DATASET RECORDS
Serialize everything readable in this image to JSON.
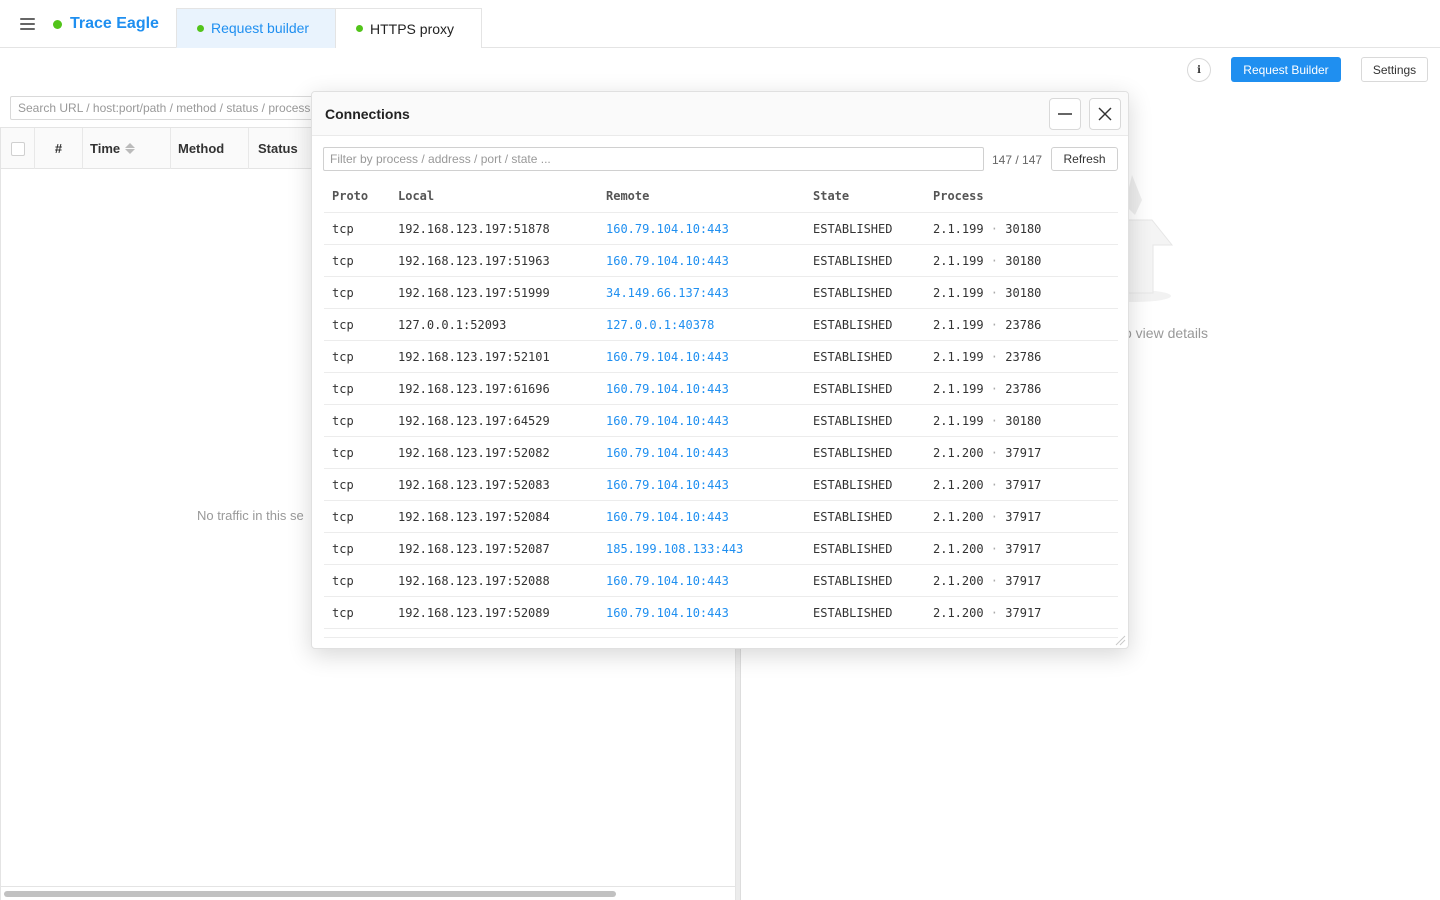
{
  "app": {
    "title": "Trace Eagle",
    "status_color": "#52c41a",
    "accent_color": "#1f8ff0"
  },
  "tabs": [
    {
      "label": "Request builder",
      "active": true
    },
    {
      "label": "HTTPS proxy",
      "active": false
    }
  ],
  "toolbar": {
    "info_label": "i",
    "request_builder_label": "Request Builder",
    "settings_label": "Settings"
  },
  "traffic": {
    "search_placeholder": "Search URL / host:port/path / method / status / process",
    "columns": {
      "num": "#",
      "time": "Time",
      "method": "Method",
      "status": "Status"
    },
    "empty_text": "No traffic in this se"
  },
  "detail": {
    "hint": "o view details"
  },
  "connections": {
    "title": "Connections",
    "filter_placeholder": "Filter by process / address / port / state ...",
    "count": "147 / 147",
    "refresh_label": "Refresh",
    "columns": {
      "proto": "Proto",
      "local": "Local",
      "remote": "Remote",
      "state": "State",
      "process": "Process"
    },
    "rows": [
      {
        "proto": "tcp",
        "local": "192.168.123.197:51878",
        "remote": "160.79.104.10:443",
        "state": "ESTABLISHED",
        "process": "2.1.199",
        "pid": "30180"
      },
      {
        "proto": "tcp",
        "local": "192.168.123.197:51963",
        "remote": "160.79.104.10:443",
        "state": "ESTABLISHED",
        "process": "2.1.199",
        "pid": "30180"
      },
      {
        "proto": "tcp",
        "local": "192.168.123.197:51999",
        "remote": "34.149.66.137:443",
        "state": "ESTABLISHED",
        "process": "2.1.199",
        "pid": "30180"
      },
      {
        "proto": "tcp",
        "local": "127.0.0.1:52093",
        "remote": "127.0.0.1:40378",
        "state": "ESTABLISHED",
        "process": "2.1.199",
        "pid": "23786"
      },
      {
        "proto": "tcp",
        "local": "192.168.123.197:52101",
        "remote": "160.79.104.10:443",
        "state": "ESTABLISHED",
        "process": "2.1.199",
        "pid": "23786"
      },
      {
        "proto": "tcp",
        "local": "192.168.123.197:61696",
        "remote": "160.79.104.10:443",
        "state": "ESTABLISHED",
        "process": "2.1.199",
        "pid": "23786"
      },
      {
        "proto": "tcp",
        "local": "192.168.123.197:64529",
        "remote": "160.79.104.10:443",
        "state": "ESTABLISHED",
        "process": "2.1.199",
        "pid": "30180"
      },
      {
        "proto": "tcp",
        "local": "192.168.123.197:52082",
        "remote": "160.79.104.10:443",
        "state": "ESTABLISHED",
        "process": "2.1.200",
        "pid": "37917"
      },
      {
        "proto": "tcp",
        "local": "192.168.123.197:52083",
        "remote": "160.79.104.10:443",
        "state": "ESTABLISHED",
        "process": "2.1.200",
        "pid": "37917"
      },
      {
        "proto": "tcp",
        "local": "192.168.123.197:52084",
        "remote": "160.79.104.10:443",
        "state": "ESTABLISHED",
        "process": "2.1.200",
        "pid": "37917"
      },
      {
        "proto": "tcp",
        "local": "192.168.123.197:52087",
        "remote": "185.199.108.133:443",
        "state": "ESTABLISHED",
        "process": "2.1.200",
        "pid": "37917"
      },
      {
        "proto": "tcp",
        "local": "192.168.123.197:52088",
        "remote": "160.79.104.10:443",
        "state": "ESTABLISHED",
        "process": "2.1.200",
        "pid": "37917"
      },
      {
        "proto": "tcp",
        "local": "192.168.123.197:52089",
        "remote": "160.79.104.10:443",
        "state": "ESTABLISHED",
        "process": "2.1.200",
        "pid": "37917"
      }
    ]
  }
}
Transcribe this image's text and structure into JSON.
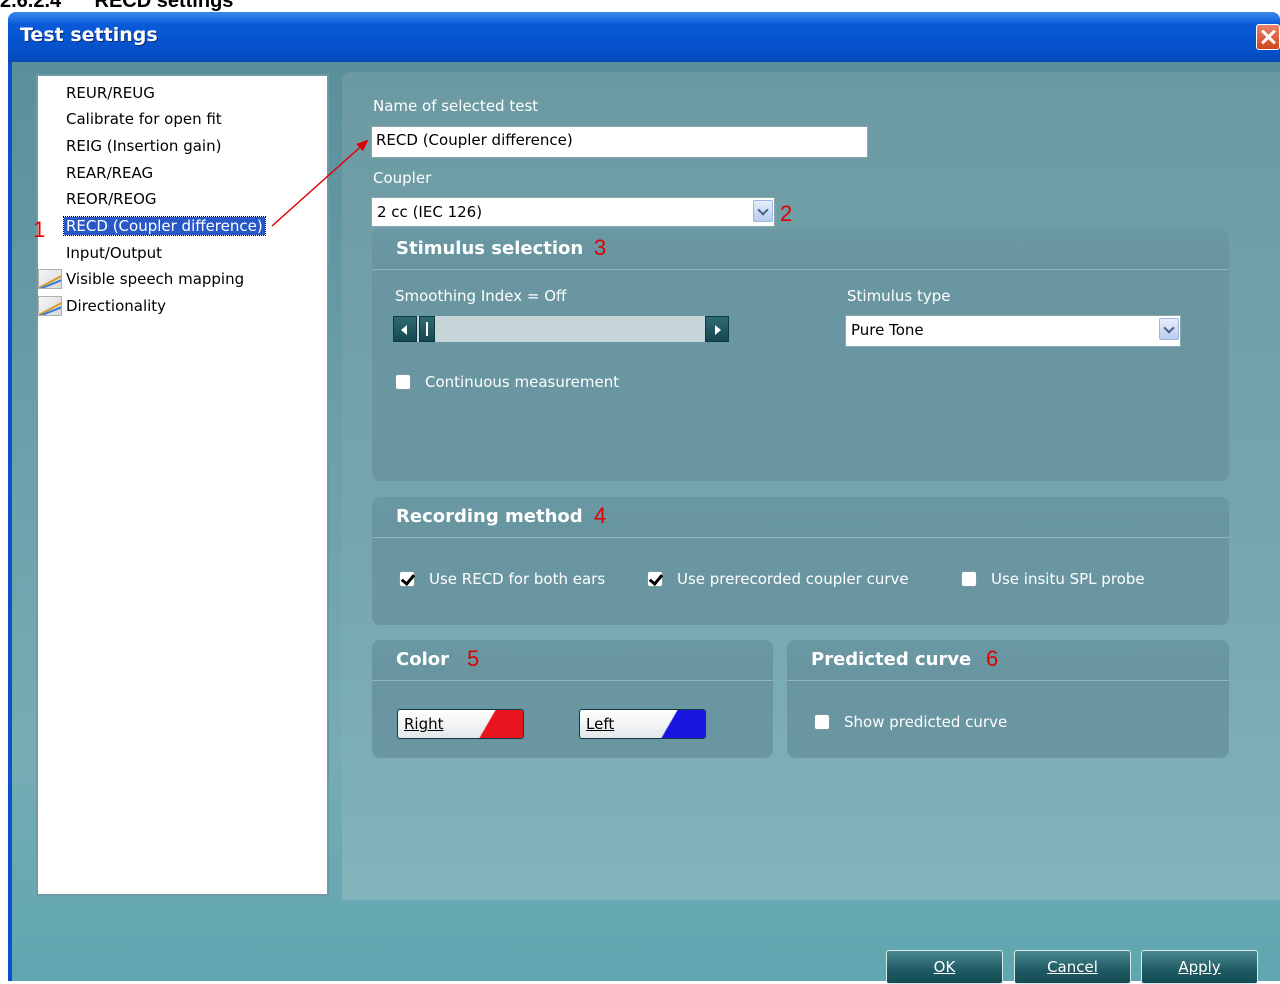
{
  "doc_heading": "2.6.2.4      RECD settings",
  "window": {
    "title": "Test settings"
  },
  "tree": {
    "items": [
      {
        "label": "REUR/REUG",
        "selected": false,
        "icon": null
      },
      {
        "label": "Calibrate for open fit",
        "selected": false,
        "icon": null
      },
      {
        "label": "REIG (Insertion gain)",
        "selected": false,
        "icon": null
      },
      {
        "label": "REAR/REAG",
        "selected": false,
        "icon": null
      },
      {
        "label": "REOR/REOG",
        "selected": false,
        "icon": null
      },
      {
        "label": "RECD (Coupler difference)",
        "selected": true,
        "icon": null
      },
      {
        "label": "Input/Output",
        "selected": false,
        "icon": null
      },
      {
        "label": "Visible speech mapping",
        "selected": false,
        "icon": "graph-icon"
      },
      {
        "label": "Directionality",
        "selected": false,
        "icon": "graph-icon"
      }
    ]
  },
  "annotations": {
    "n1": "1",
    "n2": "2",
    "n3": "3",
    "n4": "4",
    "n5": "5",
    "n6": "6"
  },
  "name_section": {
    "label": "Name of selected test",
    "value": "RECD (Coupler difference)"
  },
  "coupler": {
    "label": "Coupler",
    "value": "2 cc (IEC 126)"
  },
  "stimulus": {
    "title": "Stimulus selection",
    "smoothing_label": "Smoothing Index = Off",
    "smoothing_value": 0,
    "stimulus_type_label": "Stimulus type",
    "stimulus_type_value": "Pure Tone",
    "continuous_label": "Continuous measurement",
    "continuous_checked": false
  },
  "recording": {
    "title": "Recording method",
    "options": [
      {
        "label": "Use RECD for both ears",
        "checked": true
      },
      {
        "label": "Use prerecorded coupler curve",
        "checked": true
      },
      {
        "label": "Use insitu SPL probe",
        "checked": false
      }
    ]
  },
  "color": {
    "title": "Color",
    "right_label": "Right",
    "right_color": "#e8141e",
    "left_label": "Left",
    "left_color": "#1a14e0"
  },
  "predicted": {
    "title": "Predicted curve",
    "show_label": "Show predicted curve",
    "show_checked": false
  },
  "buttons": {
    "ok": "OK",
    "cancel": "Cancel",
    "apply": "Apply"
  },
  "colors": {
    "title_bar": "#0a5ad8",
    "panel": "#6a9aa3",
    "accent": "#e00000",
    "selection": "#2858c8"
  }
}
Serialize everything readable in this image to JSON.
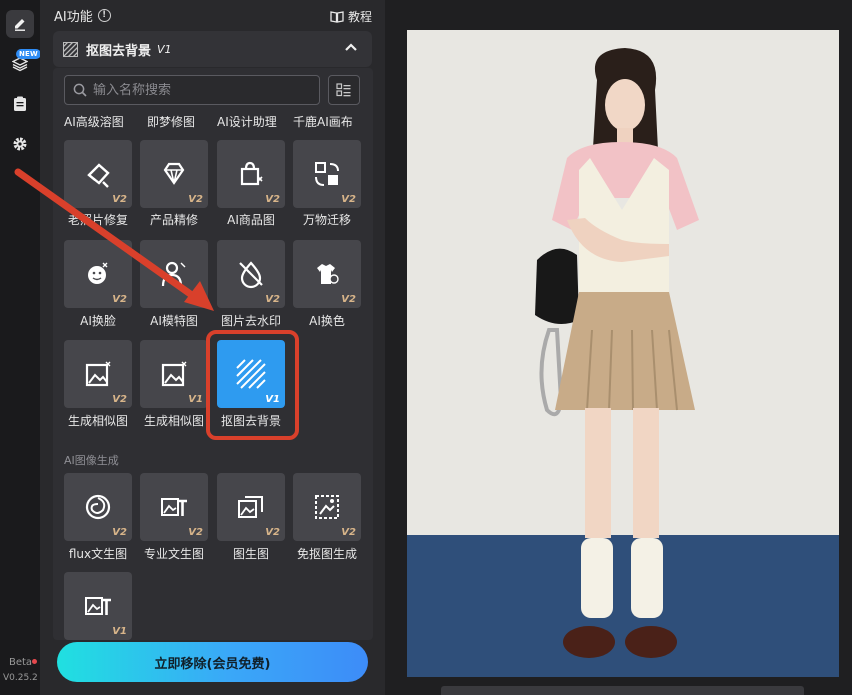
{
  "rail": {
    "items": [
      {
        "icon": "edit-icon"
      },
      {
        "icon": "layers-icon",
        "badge": "NEW"
      },
      {
        "icon": "clipboard-icon"
      },
      {
        "icon": "gear-icon"
      }
    ],
    "beta_label": "Beta",
    "version": "V0.25.2"
  },
  "panel": {
    "title": "AI功能",
    "tutorial_label": "教程",
    "section": {
      "label": "抠图去背景",
      "version": "V1"
    },
    "search": {
      "placeholder": "输入名称搜索"
    },
    "top_row_labels": [
      "AI高级溶图",
      "即梦修图",
      "AI设计助理",
      "千鹿AI画布"
    ],
    "tools": [
      {
        "label": "老照片修复",
        "version": "V2",
        "icon": "eraser-icon"
      },
      {
        "label": "产品精修",
        "version": "V2",
        "icon": "diamond-icon"
      },
      {
        "label": "AI商品图",
        "version": "V2",
        "icon": "shopping-bag-icon"
      },
      {
        "label": "万物迁移",
        "version": "V2",
        "icon": "transfer-icon"
      },
      {
        "label": "AI换脸",
        "version": "V2",
        "icon": "face-swap-icon"
      },
      {
        "label": "AI模特图",
        "version": "V2",
        "icon": "model-icon"
      },
      {
        "label": "图片去水印",
        "version": "V2",
        "icon": "watermark-remove-icon"
      },
      {
        "label": "AI换色",
        "version": "V2",
        "icon": "recolor-icon"
      },
      {
        "label": "生成相似图",
        "version": "V2",
        "icon": "similar-image-icon"
      },
      {
        "label": "生成相似图",
        "version": "V1",
        "icon": "similar-image-icon"
      },
      {
        "label": "抠图去背景",
        "version": "V1",
        "icon": "remove-background-icon"
      }
    ],
    "subsection_title": "AI图像生成",
    "gen_tools": [
      {
        "label": "flux文生图",
        "version": "V2",
        "icon": "flux-icon"
      },
      {
        "label": "专业文生图",
        "version": "V2",
        "icon": "text-to-image-icon"
      },
      {
        "label": "图生图",
        "version": "V2",
        "icon": "image-to-image-icon"
      },
      {
        "label": "免抠图生成",
        "version": "V2",
        "icon": "cutout-free-icon"
      },
      {
        "label": "",
        "version": "V1",
        "icon": "text-to-image-icon"
      }
    ],
    "cta_label": "立即移除(会员免费)"
  },
  "colors": {
    "accent": "#2e9bf0",
    "highlight": "#d9402b",
    "version_tag": "#d8b58a"
  }
}
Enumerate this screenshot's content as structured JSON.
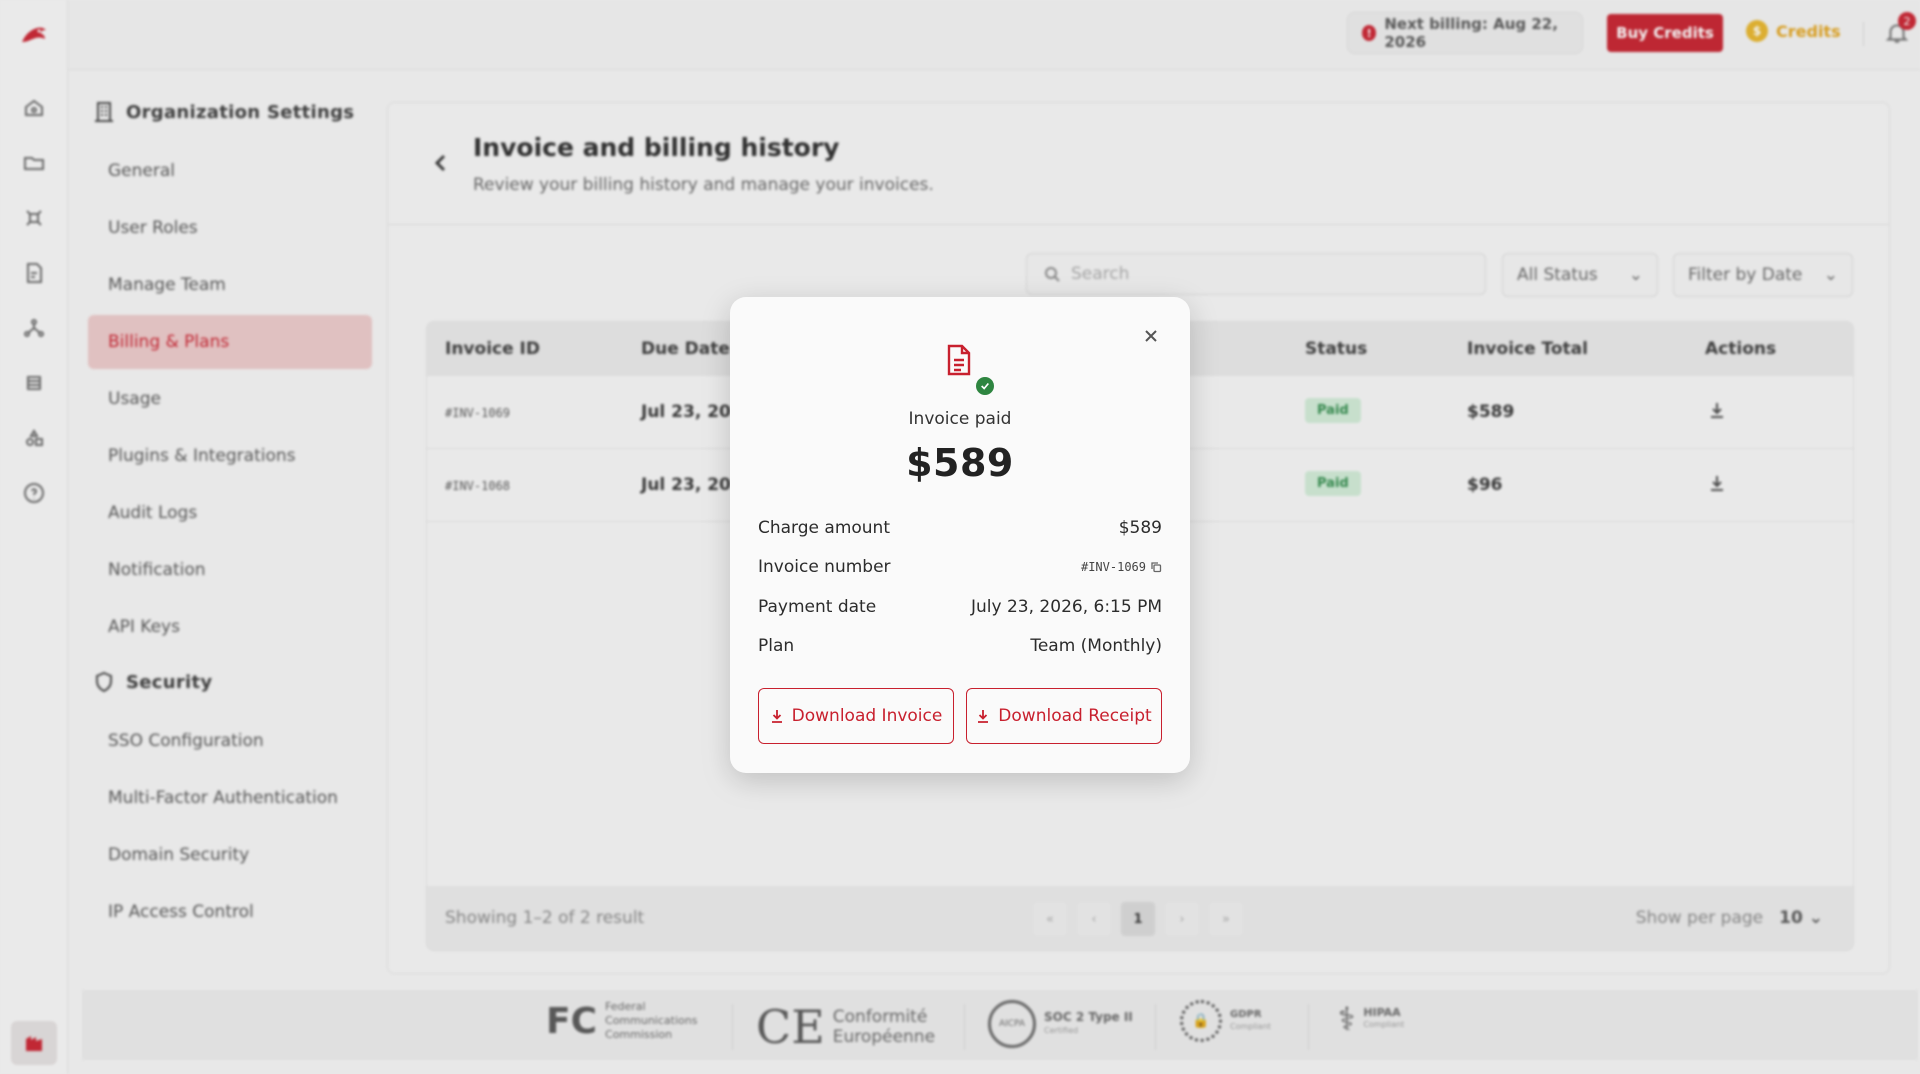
{
  "topbar": {
    "next_billing": "Next billing: Aug 22, 2026",
    "buy_credits": "Buy Credits",
    "credits": "Credits",
    "notification_count": "2"
  },
  "settings_nav": {
    "org_header": "Organization Settings",
    "items": [
      "General",
      "User Roles",
      "Manage Team",
      "Billing & Plans",
      "Usage",
      "Plugins & Integrations",
      "Audit Logs",
      "Notification",
      "API Keys"
    ],
    "security_header": "Security",
    "security_items": [
      "SSO Configuration",
      "Multi-Factor Authentication",
      "Domain Security",
      "IP Access Control"
    ],
    "active": "Billing & Plans"
  },
  "page": {
    "title": "Invoice and billing history",
    "subtitle": "Review your billing history and manage your invoices."
  },
  "filters": {
    "search_placeholder": "Search",
    "status": "All Status",
    "date": "Filter by Date"
  },
  "table": {
    "headers": {
      "invoice_id": "Invoice ID",
      "due_date": "Due Date",
      "status": "Status",
      "invoice_total": "Invoice Total",
      "actions": "Actions"
    },
    "rows": [
      {
        "invoice_id": "#INV-1069",
        "due_date": "Jul 23, 2026",
        "status": "Paid",
        "total": "$589"
      },
      {
        "invoice_id": "#INV-1068",
        "due_date": "Jul 23, 2026",
        "status": "Paid",
        "total": "$96"
      }
    ],
    "showing": "Showing 1–2 of 2 result",
    "pager": {
      "first": "«",
      "prev": "‹",
      "current": "1",
      "next": "›",
      "last": "»"
    },
    "per_page_label": "Show per page",
    "per_page": "10"
  },
  "certifications": [
    {
      "mark": "FC",
      "text": "Federal Communications Commission"
    },
    {
      "mark": "CE",
      "text": "Conformité Européenne"
    },
    {
      "mark": "AICPA",
      "text": "SOC 2 Type II",
      "sub": "Certified"
    },
    {
      "mark": "GDPR",
      "text": "GDPR",
      "sub": "Compliant"
    },
    {
      "mark": "HIPAA",
      "text": "HIPAA",
      "sub": "Compliant"
    }
  ],
  "modal": {
    "status": "Invoice paid",
    "amount": "$589",
    "details": {
      "charge_label": "Charge amount",
      "charge_value": "$589",
      "invoice_label": "Invoice number",
      "invoice_value": "#INV-1069",
      "date_label": "Payment date",
      "date_value": "July 23, 2026, 6:15 PM",
      "plan_label": "Plan",
      "plan_value": "Team (Monthly)"
    },
    "download_invoice": "Download Invoice",
    "download_receipt": "Download Receipt"
  },
  "colors": {
    "brand": "#c8202e",
    "paid_bg": "#cfead5",
    "paid_text": "#2f8a4a",
    "coin": "#e6b42a",
    "success": "#2e8540"
  }
}
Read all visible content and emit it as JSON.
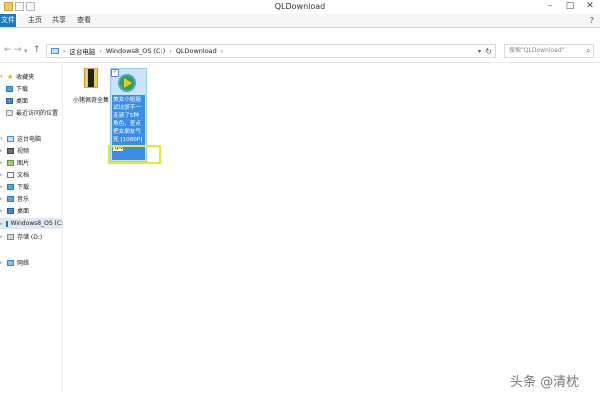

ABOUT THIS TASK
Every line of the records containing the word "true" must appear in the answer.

TASK OUTPUT
      "active": true
        "selected": true,
        "checked": true
        "checked": true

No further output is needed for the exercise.